Collin County Judge Chris Hill posted on social media to express his disagreement with the ruling.
“Nevermind that both the 5th COA and the Texas CCA ruled in our favor against these fees,” wrote Hill. “Good luck with that.”
Similarly, Paxton’s team criticized the ruling, stating that the attorney general “just wants his day in court” and “the Special Prosecutors seem content pushing that day further back with its dilatory sideshow of an appeal.”
“Once again, the Special Prosecutors are making clear that their prosecution of Ken Paxton is all about money and not justice,” said defense attorneys Philip Hilder and Dan Cogdell in a statement, per The Texas Tribune.
Wice and Schaffer said they were pleased with the ruling, claiming that “Beall’s well-reasoned decision clearly falls within the zone of her inherent and virtually unlimited judicial discretion.”
“We’re confident that the Court of Criminal Appeals will enforce her lawful order with all deliberate speed and finally put an end to Collin County’s incessant, transparent, and purely political ploy to derail Ken Paxton’s prosecution by defunding it,” they alleged in a statement, per The Texas Tribune.
This latest development comes just days after a start date for Paxton’s trial was set: April 15, 2024. Paxton allegedly defrauded investors by failing to disclose that he was paid to promote a startup company, according to prosecutors, as previously reported by The Dallas Express.
Paxton was indicted by a Collin County grand jury in 2015, less than seven months after being elected attorney general.
He has since pled not guilty to two counts of first-degree securities fraud and a third-degree charge for failing to register with the state securities board, per The Dallas Express.

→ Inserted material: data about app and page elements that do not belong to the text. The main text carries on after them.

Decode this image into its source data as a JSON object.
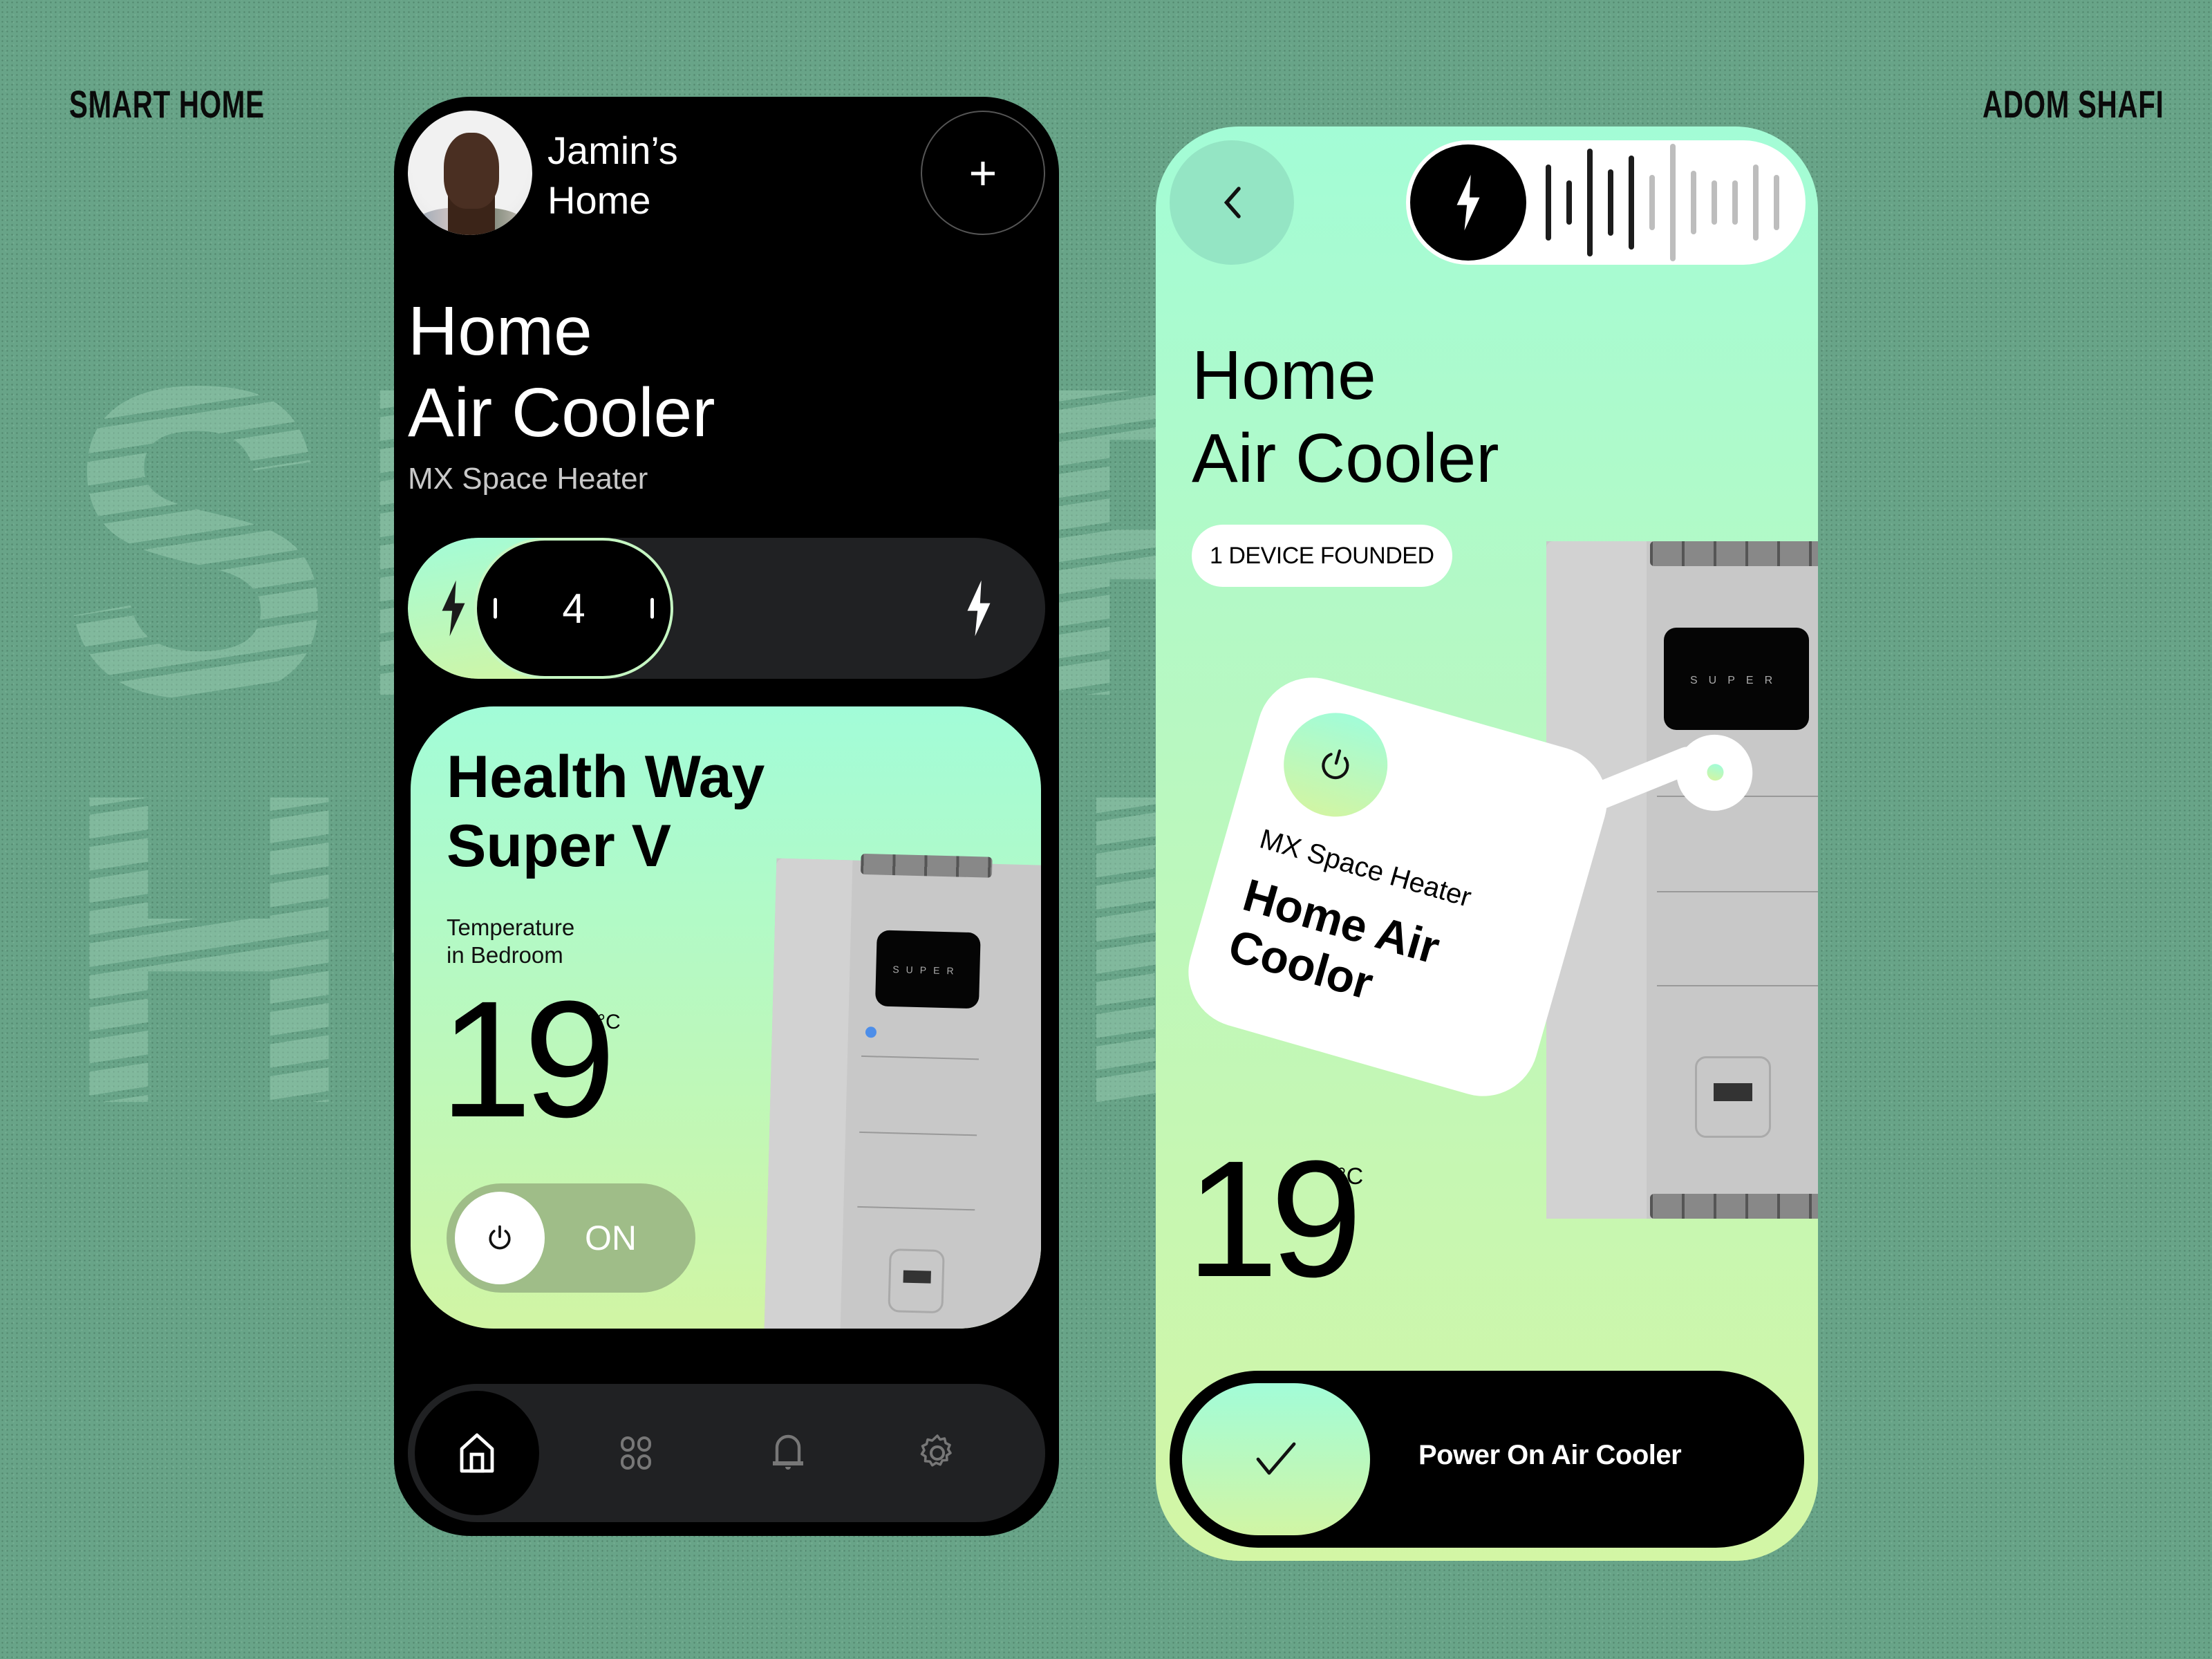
{
  "page": {
    "corner_left": "SMART HOME",
    "corner_right": "ADOM SHAFI",
    "watermark": "SMART\nHOME",
    "background_color": "#68a488",
    "accent_gradient": [
      "#a2fcd8",
      "#d1f5a4"
    ]
  },
  "left_phone": {
    "header": {
      "home_name": "Jamin’s Home",
      "home_name_line1": "Jamin’s",
      "home_name_line2": "Home",
      "add_button_icon": "plus-icon",
      "add_button_label": "+"
    },
    "title_line1": "Home",
    "title_line2": "Air Cooler",
    "subtitle": "MX Space Heater",
    "level_slider": {
      "value": 4,
      "value_label": "4",
      "min_icon": "bolt-icon",
      "max_icon": "bolt-icon"
    },
    "device_card": {
      "name_line1": "Health Way",
      "name_line2": "Super V",
      "temp_label_line1": "Temperature",
      "temp_label_line2": "in Bedroom",
      "temperature": "19",
      "unit": "°C",
      "power_toggle": {
        "state": "ON",
        "icon": "power-icon"
      },
      "product_screen_text": "SUPER"
    },
    "bottom_nav": [
      {
        "id": "home",
        "icon": "home-icon",
        "active": true
      },
      {
        "id": "devices",
        "icon": "grid-icon",
        "active": false
      },
      {
        "id": "notifications",
        "icon": "bell-icon",
        "active": false
      },
      {
        "id": "settings",
        "icon": "gear-icon",
        "active": false
      }
    ]
  },
  "right_phone": {
    "back_icon": "chevron-left-icon",
    "voice_control": {
      "icon": "bolt-icon",
      "bars_active": 5,
      "bars_total": 12,
      "bar_levels": [
        0.55,
        0.32,
        0.78,
        0.48,
        0.68,
        0.4,
        0.85,
        0.46,
        0.32,
        0.32,
        0.55,
        0.4
      ]
    },
    "title_line1": "Home",
    "title_line2": "Air Cooler",
    "badge": "1 DEVICE FOUNDED",
    "tag": {
      "icon": "power-icon",
      "subtitle": "MX Space Heater",
      "title": "Home Air Coolor"
    },
    "temperature": "19",
    "unit": "°C",
    "power_slide": {
      "icon": "check-icon",
      "label": "Power  On Air Cooler"
    },
    "product_screen_text": "SUPER"
  }
}
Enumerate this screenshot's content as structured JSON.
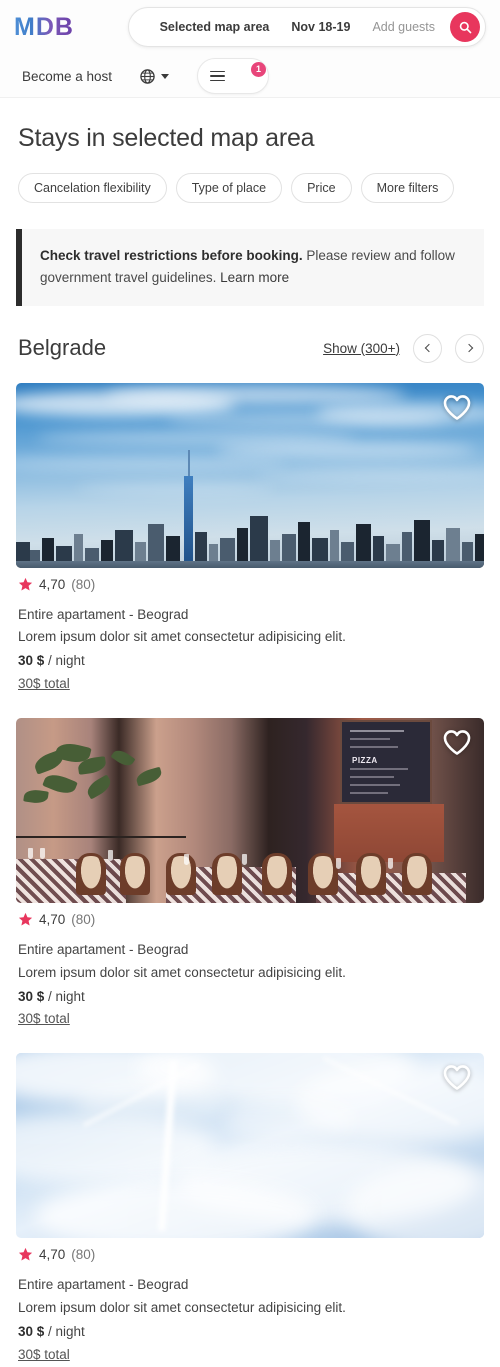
{
  "header": {
    "logo_text": "MDB",
    "search": {
      "location": "Selected map area",
      "dates": "Nov 18-19",
      "guests_placeholder": "Add guests",
      "search_icon": "search-icon"
    },
    "become_host_label": "Become a host",
    "globe_icon": "globe-icon",
    "menu_icon": "hamburger-icon",
    "avatar_icon": "avatar",
    "notification_count": "1"
  },
  "main": {
    "page_title": "Stays in selected map area",
    "filters": [
      {
        "label": "Cancelation flexibility"
      },
      {
        "label": "Type of place"
      },
      {
        "label": "Price"
      },
      {
        "label": "More filters"
      }
    ],
    "alert": {
      "strong_text": "Check travel restrictions before booking.",
      "body_text": " Please review and follow government travel guidelines. ",
      "link_text": "Learn more"
    },
    "section": {
      "title": "Belgrade",
      "show_link": "Show (300+)",
      "prev_icon": "chevron-left-icon",
      "next_icon": "chevron-right-icon"
    },
    "listings": [
      {
        "image_alt": "new-york-city-skyline",
        "favorite_icon": "heart-icon",
        "rating": "4,70",
        "review_count": "(80)",
        "title": "Entire apartament - Beograd",
        "description": "Lorem ipsum dolor sit amet consectetur adipisicing elit.",
        "price": "30 $",
        "price_unit": " / night",
        "total": "30$ total"
      },
      {
        "image_alt": "italian-cafe-terrace",
        "favorite_icon": "heart-icon",
        "rating": "4,70",
        "review_count": "(80)",
        "title": "Entire apartament - Beograd",
        "description": "Lorem ipsum dolor sit amet consectetur adipisicing elit.",
        "price": "30 $",
        "price_unit": " / night",
        "total": "30$ total"
      },
      {
        "image_alt": "cloudy-blue-sky",
        "favorite_icon": "heart-icon",
        "rating": "4,70",
        "review_count": "(80)",
        "title": "Entire apartament - Beograd",
        "description": "Lorem ipsum dolor sit amet consectetur adipisicing elit.",
        "price": "30 $",
        "price_unit": " / night",
        "total": "30$ total"
      }
    ]
  },
  "colors": {
    "accent_pink": "#e8365d",
    "badge_pink": "#e8457a",
    "star_pink": "#e8365d",
    "alert_bar": "#2c2c2c",
    "page_bg": "#ffffff"
  }
}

If convicted, Paxton could face up to 99 years in prison and would no longer be allowed to hold office in the state.